Scientific name: Portulacaria afra
Synonyms: Spekboom, Bacon Tree, Pork Bush, Elephant’s Food, Elephant Bush, Dwarf Jade Plant.

Portulacaria afra is an easy going succulent that has an attractive growth habit, with small green succulent leaves on a red coloured stem. Its sometimes referred to as a ‘dwarf jade’ plant due to its appearance but is actually not related to Crassula; it’s part of the Didiereaceae family. 

Note: This plant is pet friendly and safe for people that like to nibble…it’s actually edible and used in salads (just wash before use!). Elephants also enjoy it… hence its nickname ‘elephant’s food’.

Common Symptoms

  • Scorched yellowing foliage: Your Spekboom is getting too much bright, intense light; move to somewhere more shady - indirect light is best for growing these as houseplants. 
  • Dropping leaves: The main cause of leaf drop in the Elephant Bush is a sudden drop in temperature or being placed in a cold, draughty position, or too close to a heater. This houseplant needs a warm, bright spot to thrive.
  • Limp, brown or wilting leaves: This is a sign of a watering issue and could be a result of either root rot or prolonged under watering. If the roots of have started to rot, take stem cuttings of your Portulacaria afra and root in potting mix as detailed below.
  • Very long ‘stretched’ stems/internodes: This is called etiolation and means that your Bacon Tree isn’t getting enough light; stems will be especially ‘stretched’ with big gaps between leaves; move to a brighter location.
  • Yellowing foliage: If the plant isn’t dropping leaves, but is yellowing, the possible causes are that temperature might be too high or the plant isn’t getting enough light.
  • Pests: These houseplants don’t have any major issues with pests but a combination of really warm temperatures and lower humidity can sometimes invite mealy bugs, or scale onto the Spekboom. Use rubbing alcohol to wipe affected areas, or spray the plant with insecticidal soap or neem oil. Keep in a more shady spot until the plant has recovered.
  • Plant has stopped growing: Over winter, if temperatures are cold enough, the Spekboom can go dormant; or have a winter rest. This is normal and growth will resume when temperatures increase.
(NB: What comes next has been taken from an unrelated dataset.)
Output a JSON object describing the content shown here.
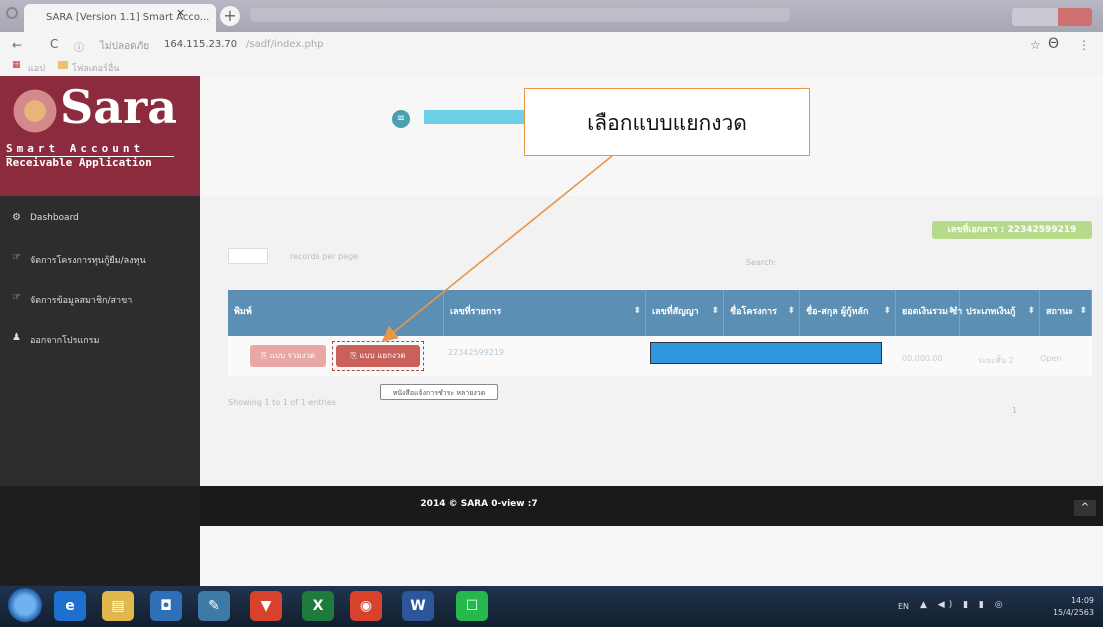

Just reduce watering until active growth starts up again.
  • Plant collapse: This is often caused by root rot as a result of prolonged overwatering, especially during the winter months when the plant can enter a period of dormancy.

Care Instructions

  • Origin: Native to South Africa, particularly the Eastern Cape, the Spekboom can be found growing on rocky, or sandy terrain in shrub-like form.
  • Height: up to 0.8 metre height / 0.5 metre spread indoors or kept in a container. Outdoors in its natural habitat it is pretty prolific and can grow up to 6 metres tall!  
  • Light: When grown outdoors the plant is quite tolerant of bright, direct light. But as a houseplant bright, indirect light is best - a location that gets a few hours morning sun would be the perfect spot.
  • Water: Through Spring and Summer, this succulent plant likes to be watered well using water at room temperature, then allowed to almost dry out before its next drink. Over winter, if temperatures are cool enough, the bacon tree will have a rest period which will be signalled by slower growth. At this point, reduce watering until signs of active growth resume. 
  • Humidity: Portulacaria afra copes well with average humidity; in a more humid environment, less watering will be needed.
  • Temperature: This houseplant likes a warm, draught free location and will grow happily in temperatures of 12-27°C, but try to avoid sudden drops in temperature and cold windowsills. 
  • Soil: A special potting mix for cacti and succulents is a good choice for this plant, and if desired, you can also add some pumice and sand for extra drainage. The Spekboom doesn’t like having wet feet so make sure the planter has drainage holes. 
  • Fertilizer: Spekboom enjoy fertilising during their Spring - Summer growth period; once a month is sufficient. Use a balanced fertiliser at half the recommended dilution level.
  • Repotting: The Elephant Bush plant grows best when slightly root-bound, so doesn’t need to be repotted regularly. Roots ‘circling’ around the bottom of the nursery pot is an indication that repotting is needed. Increase pot size by just a few centimetres at this stage, no drastic jumps. 
  • Pruning: It’s really easy to prune your Spekboom when the stems get particularly long to keep it looking neat. Just use a sterile blade and trim into the shape you desire. These houseplants are also a popular choice to prune into a bonsai form - smaller plants are best for this, or you make your own by propagating… see below!
  • Propagation: Portulacaria propagation is a breeze - trim stems and leave to dry off for a day or two before planting the cuttings in a potting mix for cacti and succulents and wait for the plant to root. You can also use these cuttings to create a bonsai plant.

If in stock, shop for Spekboom here.


Spekboom House Plant

Spekboom in Terracotta